- **EXERCISE INSTRUCTIONS**: Check each line of the data, and copy those where "likes" appears.

[Records from a dataset]
════════

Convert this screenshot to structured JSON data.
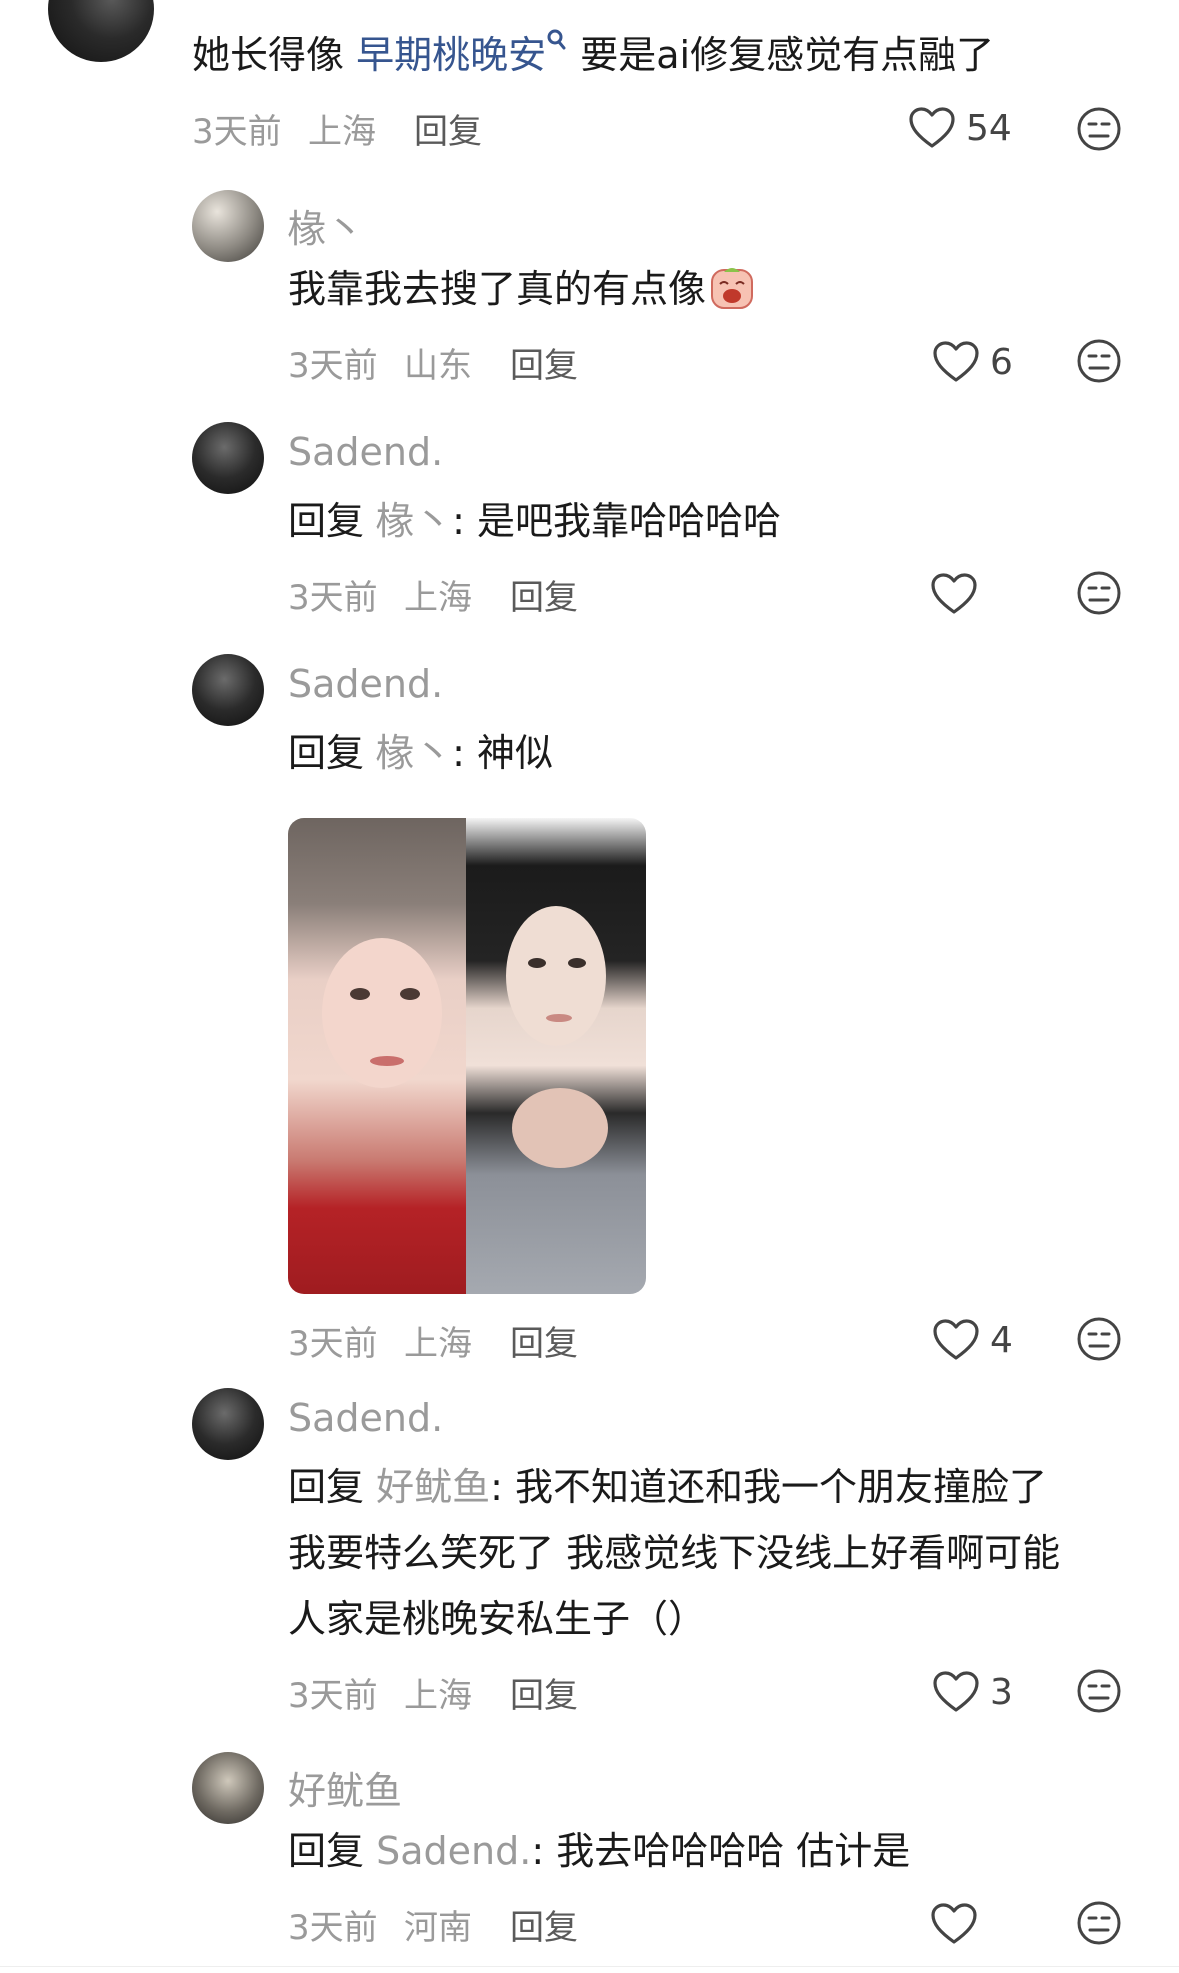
{
  "top_comment": {
    "text_prefix": "她长得像",
    "link_text": "早期桃晚安",
    "text_suffix": "要是ai修复感觉有点融了",
    "time": "3天前",
    "location": "上海",
    "reply_label": "回复",
    "likes": "54"
  },
  "replies": [
    {
      "username": "椽丶",
      "content": "我靠我去搜了真的有点像",
      "emoji": "crying-face-emoji",
      "time": "3天前",
      "location": "山东",
      "reply_label": "回复",
      "likes": "6"
    },
    {
      "username": "Sadend.",
      "reply_prefix": "回复",
      "reply_to": "椽丶",
      "content": ": 是吧我靠哈哈哈哈",
      "time": "3天前",
      "location": "上海",
      "reply_label": "回复",
      "likes": ""
    },
    {
      "username": "Sadend.",
      "reply_prefix": "回复",
      "reply_to": "椽丶",
      "content": ": 神似",
      "time": "3天前",
      "location": "上海",
      "reply_label": "回复",
      "likes": "4"
    },
    {
      "username": "Sadend.",
      "reply_prefix": "回复",
      "reply_to": "好鱿鱼",
      "content_line1": ": 我不知道还和我一个朋友撞脸了",
      "content_line2": "我要特么笑死了 我感觉线下没线上好看啊可能",
      "content_line3": "人家是桃晚安私生子（）",
      "time": "3天前",
      "location": "上海",
      "reply_label": "回复",
      "likes": "3"
    },
    {
      "username": "好鱿鱼",
      "reply_prefix": "回复",
      "reply_to": "Sadend.",
      "content": ": 我去哈哈哈哈 估计是",
      "time": "3天前",
      "location": "河南",
      "reply_label": "回复",
      "likes": ""
    }
  ],
  "icons": {
    "like": "heart-outline-icon",
    "dislike": "neutral-face-icon",
    "search_hint": "search-icon"
  },
  "colors": {
    "link": "#36558f",
    "secondary_text": "#9a9a9a",
    "primary_text": "#1a1a1a"
  }
}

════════

- **REPLY**:
    "likes": "54"
      "likes": "6"
      "likes": ""
      "likes": "4"
      "likes": "3"
      "likes": ""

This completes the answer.